When Activism Goes Too Far.
By Dajuan Candle
Those of us who read on the regular, either for pleasure, hobby, education, news, or work, at times also find ourselves enjoying a well put together satirical piece— such as provided by The Onion — for laughs. Many of us don’t even ask ourselves why we read such materials, we just do. We do it because often enough they provide timely comedic relief. Granting us momentary breaks from the excruciating demands of our seemingly never ending cycles of wayward and frustrating days. In exchange for a little of our down time we are granted a reprieve filled with an abundance of hilarity.
When the weight of the world, real or imagined, gathers upon our shoulders, to help us as we try to wind down, we inwardly yearn for the relief of a laugh. Though we may conceal this yearning, denying our truth to others, it sits in wait inside us. (So too it sits in wait, inside of them.) Then along comes the right words and the bucket is tipped, all spills out. A much needed uproar of laughter is had. Releasing our agony, and cords of pent up frustrations, we smile.
Why? Is laughing a magical salve? At times it seems as though laughter slows down the approach of death, stretching the distance between now and eternity, defeating the efforts of decay. I don’t know the physiology as to why, but it does.
Those are the good things about laughter, about satire, about our needs for it.
Then comes the downside of satire, letting us know it can be misused. As when mockery becomes insulting. As when images are altered, not as a humorous caricature, but to show a relation that isn’t in any form funny. A good example would be the recent depiction of the young Royal couples first born child as “The Royal Chimp”. Invoking racism as humor never works. Only outing racism can be funny, and even that is hard to do, and is only positively affecting when it is done as a coping mechanism by the offended. Images of babies as gator bait (no links provided because the images are inhumane) isn’t funny, but during earlier times in American history, unaffected people had a good ole laugh about it at the emotional expense of others. And today, in current times, we have youthful college kids who are clueless as to what wearing blackface as a mockery means. It isn’t funny. It was originally meant to be a derogatory representation of dark hued people. Those of whom I inherited my look from. Just don’t do it. It’s not that hard not too!
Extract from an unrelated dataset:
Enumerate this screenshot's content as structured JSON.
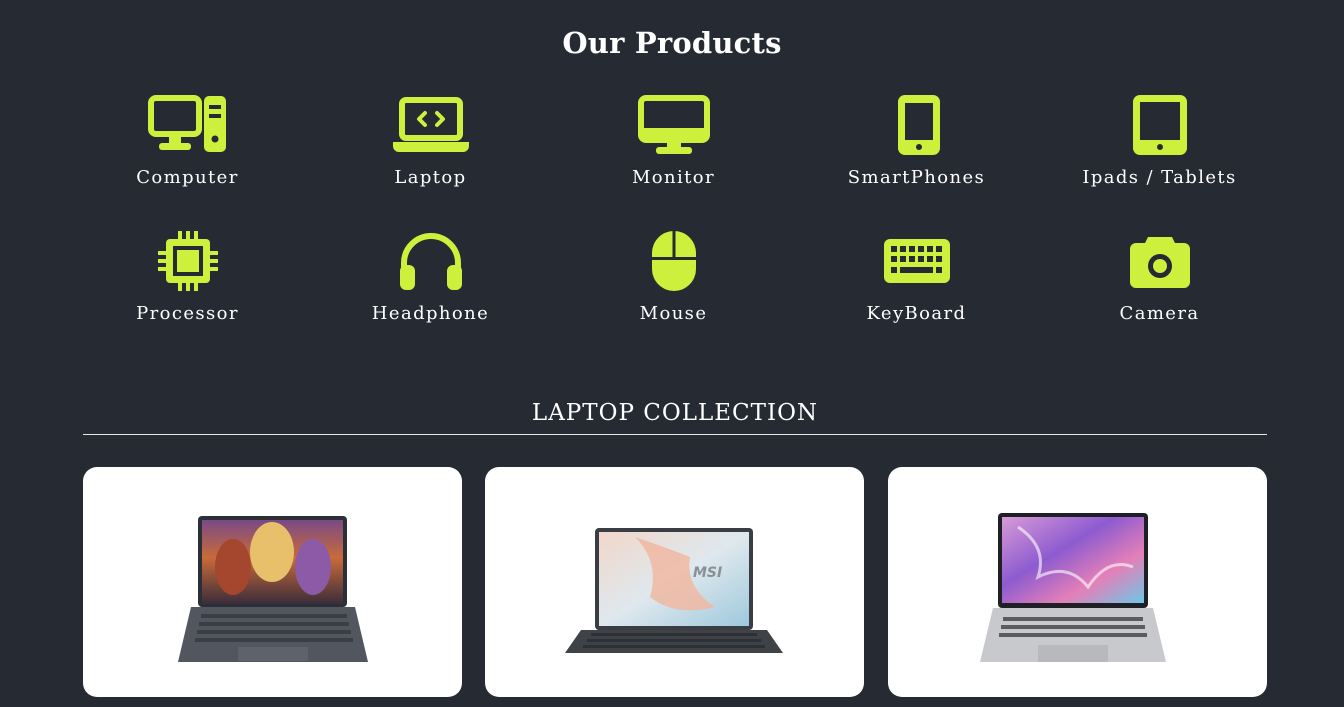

Recently— through the use of the internet — some would be political advocates have found it acceptable to pass off doctored images or videos of politicians they adversely view; not as satire, not as humor, or even as a readily identifiable outrageous fabrication; but as real representations of them. Done to insultingly mock them. Such is not funny. It is beyond the scope of humor. It is nothing but a political assault. We as a people and a nation should be beyond this.
Be reminded if need be.
If any of you reading this ever feel the need to use a monkey to describe a black person, please don’t. I shouldn’t need to tell you why. You should know its history. It isn’t funny.
If any of you should ever feel the need to steal images from some person’s phone and put them on the internet and tell corny jokes about them. Don’t do it. It isn’t funny. You wouldn’t want it done to you, would you?
Finally, if for whatever reason you don’t like Nancy Pelosi’s politics, and you feel a need to slam or shame her in a comical way, feel free, there is nothing wrong with doing that. She is a public person, it comes with the territory. But if you should feel the need to alter her images and videos in order to create a representation of her, or her actions, that are blatantly false, as someone’s recently done (suggesting that she was caught on film drunk), stop right there. Stop yourself in the act. That isn’t funny. That is a sad reflection on you, the responsible party.
As is said in advisory commercials about safe drinking habits, “know when to say when”, I advise us all to know the same. When it comes to being funny, you must first find where the comedic line of demarcation lies …and don’t cross it.